Building on a poster presentation at Siggraph 2018 , this article describes an investigation of interactive narrative in virtual reality (VR) through Samuel Beckett’s theatrical text Play. Actors are captured in a green screen environment using free-viewpoint video (FVV). Built in a game engine, the scene is complete with binaural spatial audio and six degrees of freedom of movement. The project explores how ludic qualities in the original text elicit the conversational and interactive specificities of the digital medium. The work affirms potential for interactive narrative in VR, opens new experiences of the text, and highlights the reorganisation of the author–audience dynamic.
We present a scalable pipeline for Free-Viewpoint Video (FVV) content creation, considering also visualisation in Augmented Reality (AR) and Virtual Reality (VR). We support a range of scenarios where there may be a limited number of handheld consumer cameras, but also demonstrate how our method can be applied in professional multi-camera setups. Our novel pipeline extends many state-of-the-art techniques (such as structure-from-motion, shape-from-silhouette and multi-view stereo) and incorporates bio-mechanical constraints through 3D skeletal information as well as efficient camera pose estimation algorithms. We introduce multi-source shape-from-silhouette (MS-SfS) combined with fusion of different geometry data as crucial components for accurate reconstruction in sparse camera settings. Our approach is highly flexible and our results indicate suitability either for affordable content creation for VR/AR or for interactive FVV visualisation where a user can choose an arbitrary viewpoint or sweep between known views using view synthesis.
Video surveillance always had a negative connotation, among others because of the loss of privacy and because it may not automatically increase public safety. If it was able to detect atypical (i.e. dangerous) situations in real time, autonomously and anonymously, this could change. A prerequisite for this is an automatic detection of possibly dangerous situations from video data. From the derived trajectories we then want to determine dangerous situations by detecting atypical trajectories. However, it is better to develop such a system without people being threatened or even harmed, plus with having them know that there is such a tracking system installed.

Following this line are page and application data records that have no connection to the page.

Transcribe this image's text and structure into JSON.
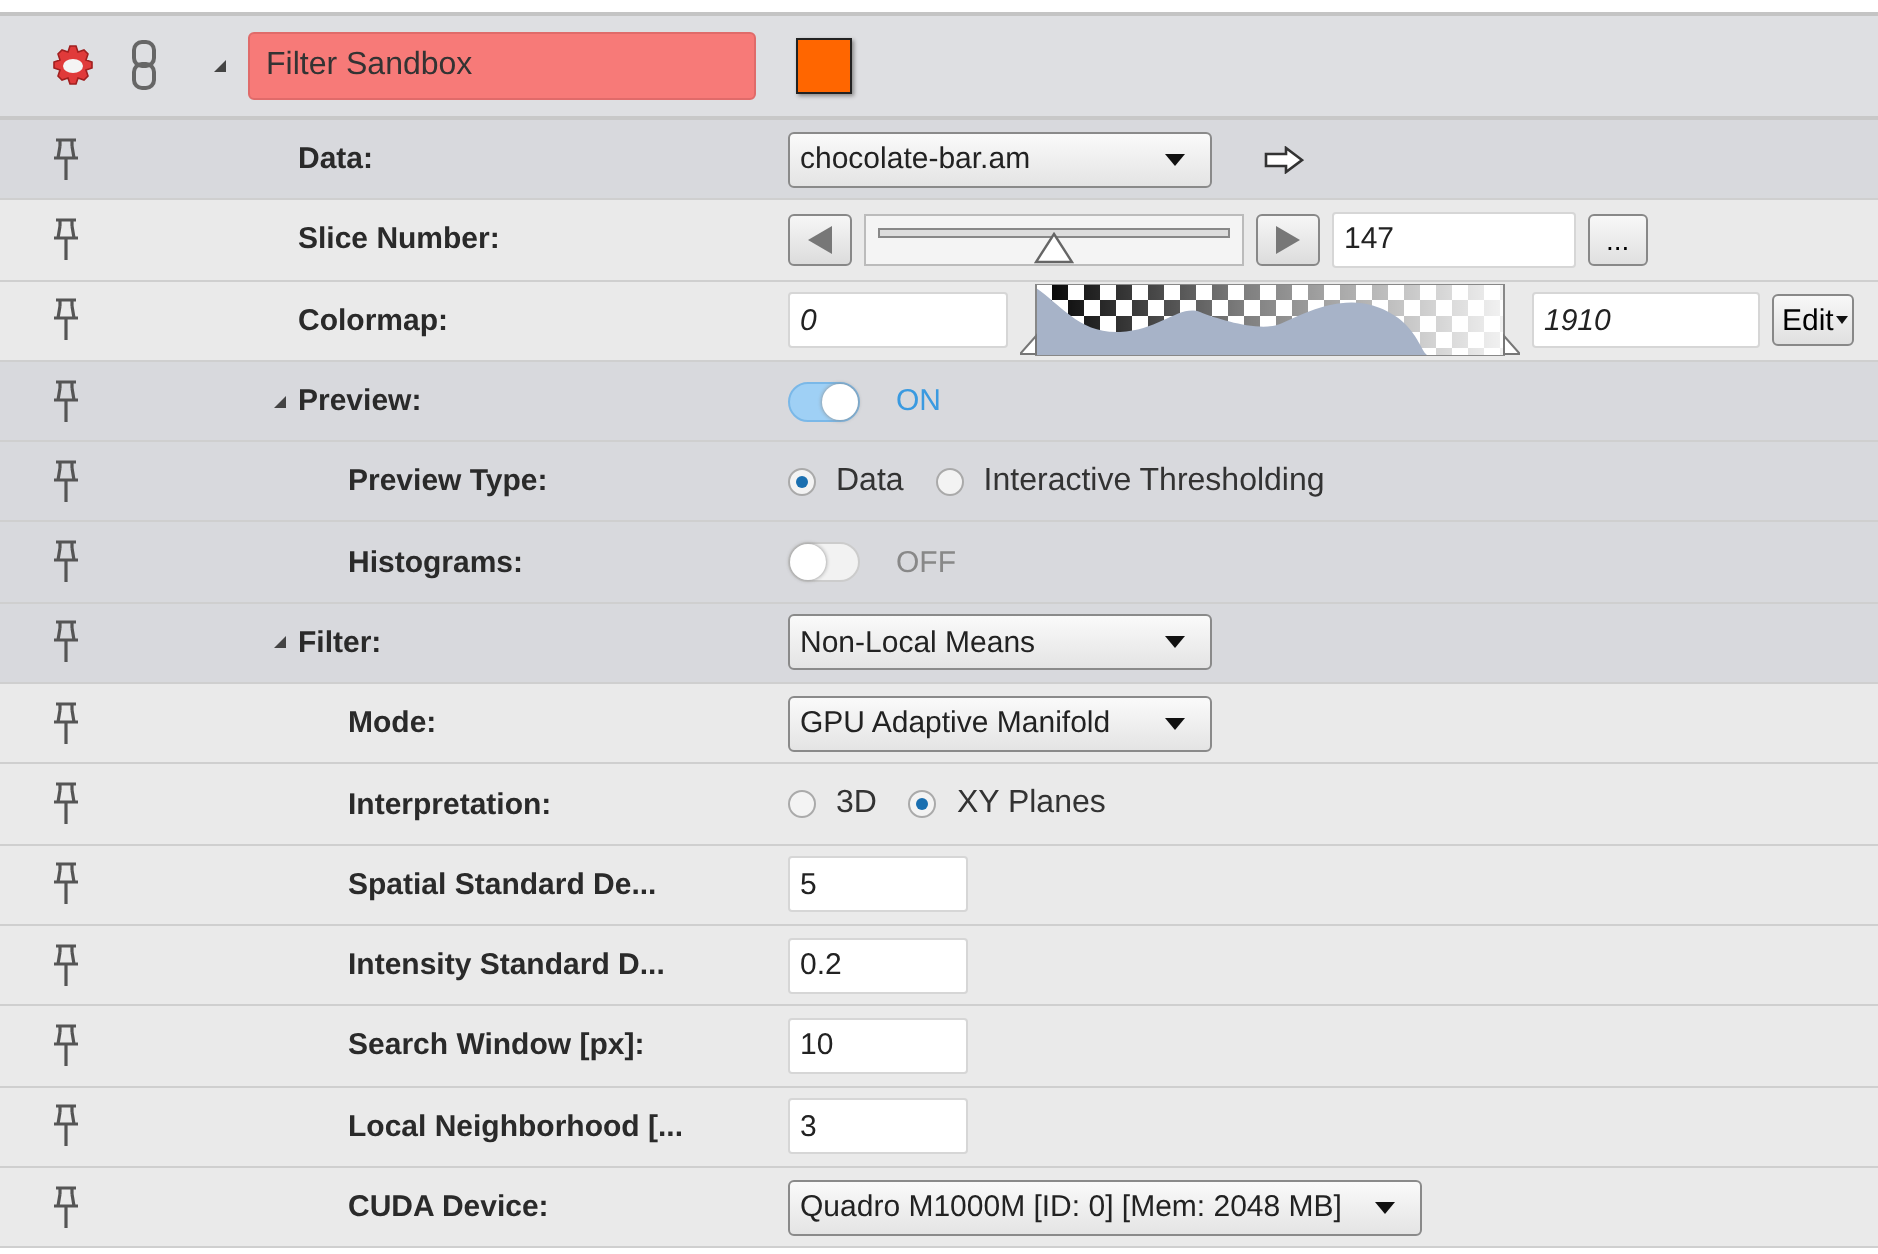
{
  "header": {
    "title": "Filter Sandbox",
    "color": "#ff6600",
    "expanded": true
  },
  "rows": [
    {
      "label": "Data:",
      "highlighted": true,
      "kind": "dropdown",
      "value": "chocolate-bar.am",
      "link_arrow": true
    },
    {
      "label": "Slice Number:",
      "highlighted": false,
      "kind": "slider",
      "level": 0.5,
      "value": "147",
      "button": "..."
    },
    {
      "label": "Colormap:",
      "highlighted": false,
      "kind": "colormap",
      "min": "0",
      "max": "1910",
      "button": "Edit"
    },
    {
      "label": "Preview:",
      "highlighted": true,
      "expanded": true,
      "kind": "toggle",
      "on": true,
      "state_label": "ON",
      "children": [
        {
          "label": "Preview Type:",
          "highlighted": true,
          "kind": "radio",
          "options": [
            {
              "label": "Data",
              "selected": true
            },
            {
              "label": "Interactive Thresholding",
              "selected": false
            }
          ]
        },
        {
          "label": "Histograms:",
          "highlighted": true,
          "kind": "toggle",
          "on": false,
          "state_label": "OFF"
        }
      ]
    },
    {
      "label": "Filter:",
      "highlighted": true,
      "expanded": true,
      "kind": "dropdown",
      "value": "Non-Local Means",
      "children": [
        {
          "label": "Mode:",
          "highlighted": false,
          "kind": "dropdown",
          "value": "GPU Adaptive Manifold"
        },
        {
          "label": "Interpretation:",
          "highlighted": false,
          "kind": "radio",
          "options": [
            {
              "label": "3D",
              "selected": false
            },
            {
              "label": "XY Planes",
              "selected": true
            }
          ]
        },
        {
          "label": "Spatial Standard De...",
          "highlighted": false,
          "kind": "input",
          "value": "5"
        },
        {
          "label": "Intensity Standard D...",
          "highlighted": false,
          "kind": "input",
          "value": "0.2"
        },
        {
          "label": "Search Window [px]:",
          "highlighted": false,
          "kind": "input",
          "value": "10"
        },
        {
          "label": "Local Neighborhood [...",
          "highlighted": false,
          "kind": "input",
          "value": "3"
        },
        {
          "label": "CUDA Device:",
          "highlighted": false,
          "kind": "dropdown",
          "value": "Quadro M1000M [ID: 0] [Mem: 2048 MB]"
        }
      ]
    }
  ]
}
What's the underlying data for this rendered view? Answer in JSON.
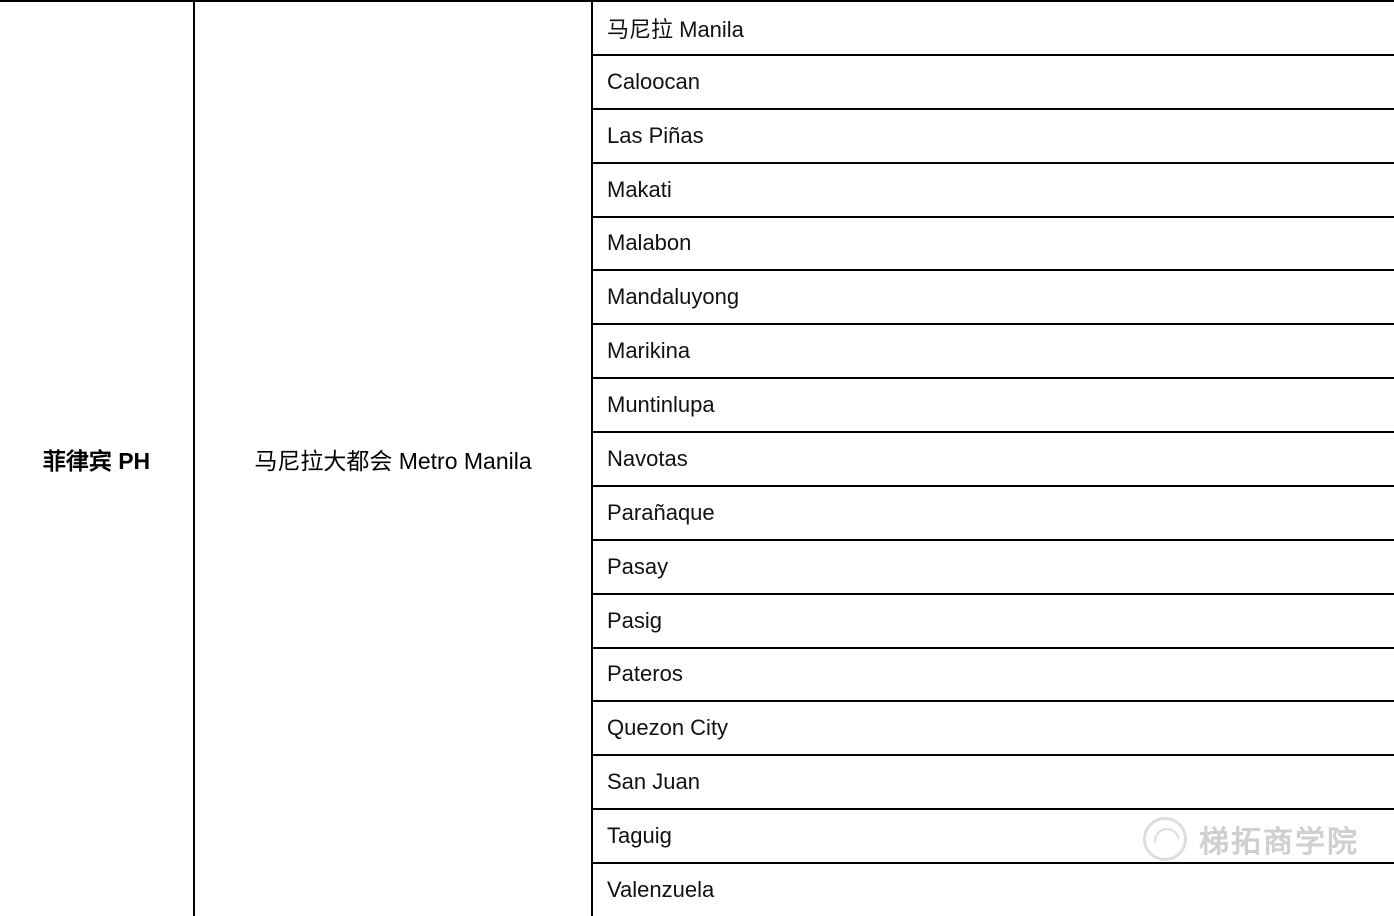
{
  "table": {
    "country": "菲律宾 PH",
    "region": "马尼拉大都会 Metro Manila",
    "cities": [
      "马尼拉 Manila",
      "Caloocan",
      "Las Piñas",
      "Makati",
      "Malabon",
      "Mandaluyong",
      "Marikina",
      "Muntinlupa",
      "Navotas",
      "Parañaque",
      "Pasay",
      "Pasig",
      "Pateros",
      "Quezon City",
      "San Juan",
      "Taguig",
      "Valenzuela"
    ]
  },
  "watermark": "梯拓商学院"
}
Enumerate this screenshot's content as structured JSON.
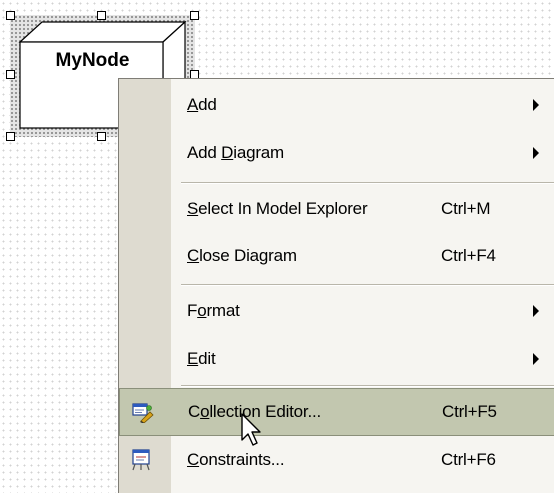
{
  "diagram": {
    "node_label": "MyNode"
  },
  "menu": {
    "items": [
      {
        "label": "Add",
        "mnemonic": "A",
        "shortcut": "",
        "submenu": true,
        "icon": "",
        "highlighted": false
      },
      {
        "label": "Add Diagram",
        "mnemonic": "D",
        "shortcut": "",
        "submenu": true,
        "icon": "",
        "highlighted": false
      },
      {
        "label": "Select In Model Explorer",
        "mnemonic": "S",
        "shortcut": "Ctrl+M",
        "submenu": false,
        "icon": "",
        "highlighted": false
      },
      {
        "label": "Close Diagram",
        "mnemonic": "C",
        "shortcut": "Ctrl+F4",
        "submenu": false,
        "icon": "",
        "highlighted": false
      },
      {
        "label": "Format",
        "mnemonic": "o",
        "shortcut": "",
        "submenu": true,
        "icon": "",
        "highlighted": false
      },
      {
        "label": "Edit",
        "mnemonic": "E",
        "shortcut": "",
        "submenu": true,
        "icon": "",
        "highlighted": false
      },
      {
        "label": "Collection Editor...",
        "mnemonic": "o",
        "shortcut": "Ctrl+F5",
        "submenu": false,
        "icon": "collection-editor-icon",
        "highlighted": true
      },
      {
        "label": "Constraints...",
        "mnemonic": "C",
        "shortcut": "Ctrl+F6",
        "submenu": false,
        "icon": "constraints-icon",
        "highlighted": false
      }
    ]
  },
  "colors": {
    "menu_background": "#f6f5f1",
    "icon_gutter": "#dedbd0",
    "highlight": "#c2c7af",
    "separator": "#b9b6aa"
  }
}
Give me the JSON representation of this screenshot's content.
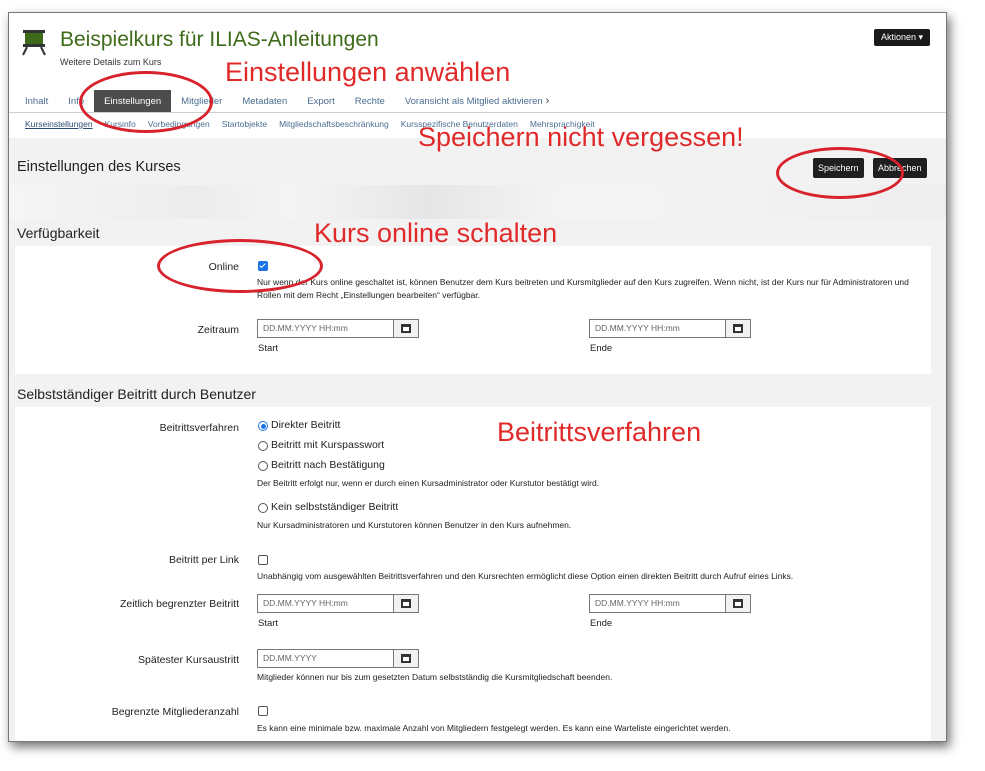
{
  "header": {
    "title": "Beispielkurs für ILIAS-Anleitungen",
    "subtitle": "Weitere Details zum Kurs",
    "actions_label": "Aktionen ▾"
  },
  "tabs": [
    {
      "label": "Inhalt"
    },
    {
      "label": "Info"
    },
    {
      "label": "Einstellungen",
      "active": true
    },
    {
      "label": "Mitglieder"
    },
    {
      "label": "Metadaten"
    },
    {
      "label": "Export"
    },
    {
      "label": "Rechte"
    },
    {
      "label": "Voransicht als Mitglied aktivieren"
    }
  ],
  "subtabs": [
    "Kurseinstellungen",
    "Kursinfo",
    "Vorbedingungen",
    "Startobjekte",
    "Mitgliedschaftsbeschränkung",
    "Kursspezifische Benutzerdaten",
    "Mehrsprachigkeit"
  ],
  "page": {
    "heading": "Einstellungen des Kurses",
    "save_label": "Speichern",
    "cancel_label": "Abbrechen"
  },
  "availability": {
    "section_title": "Verfügbarkeit",
    "online_label": "Online",
    "online_checked": true,
    "online_help": "Nur wenn der Kurs online geschaltet ist, können Benutzer dem Kurs beitreten und Kursmitglieder auf den Kurs zugreifen. Wenn nicht, ist der Kurs nur für Administratoren und Rollen mit dem Recht „Einstellungen bearbeiten“ verfügbar.",
    "period_label": "Zeitraum",
    "start_placeholder": "DD.MM.YYYY HH:mm",
    "end_placeholder": "DD.MM.YYYY HH:mm",
    "start_label": "Start",
    "end_label": "Ende"
  },
  "registration": {
    "section_title": "Selbstständiger Beitritt durch Benutzer",
    "procedure_label": "Beitrittsverfahren",
    "options": [
      {
        "label": "Direkter Beitritt",
        "checked": true
      },
      {
        "label": "Beitritt mit Kurspasswort",
        "checked": false
      },
      {
        "label": "Beitritt nach Bestätigung",
        "checked": false
      },
      {
        "label": "Kein selbstständiger Beitritt",
        "checked": false
      }
    ],
    "confirm_help": "Der Beitritt erfolgt nur, wenn er durch einen Kursadministrator oder Kurstutor bestätigt wird.",
    "none_help": "Nur Kursadministratoren und Kurstutoren können Benutzer in den Kurs aufnehmen.",
    "link_label": "Beitritt per Link",
    "link_help": "Unabhängig vom ausgewählten Beitrittsverfahren und den Kursrechten ermöglicht diese Option einen direkten Beitritt durch Aufruf eines Links.",
    "limited_label": "Zeitlich begrenzter Beitritt",
    "limited_start_placeholder": "DD.MM.YYYY HH:mm",
    "limited_end_placeholder": "DD.MM.YYYY HH:mm",
    "limited_start_label": "Start",
    "limited_end_label": "Ende",
    "leave_label": "Spätester Kursaustritt",
    "leave_placeholder": "DD.MM.YYYY",
    "leave_help": "Mitglieder können nur bis zum gesetzten Datum selbstständig die Kursmitgliedschaft beenden.",
    "max_label": "Begrenzte Mitgliederanzahl",
    "max_help": "Es kann eine minimale bzw. maximale Anzahl von Mitgliedern festgelegt werden. Es kann eine Warteliste eingerichtet werden."
  },
  "annotations": {
    "select_settings": "Einstellungen anwählen",
    "dont_forget_save": "Speichern nicht vergessen!",
    "switch_online": "Kurs online schalten",
    "procedure": "Beitrittsverfahren",
    "color": "#e02a2a"
  }
}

In the artistic project leave a trace the tracked people become actor and thus part of the installation. Visualization in real-time allows interaction by these actors, which in turn creates many atypical interaction situations on which we could develop our situation detection.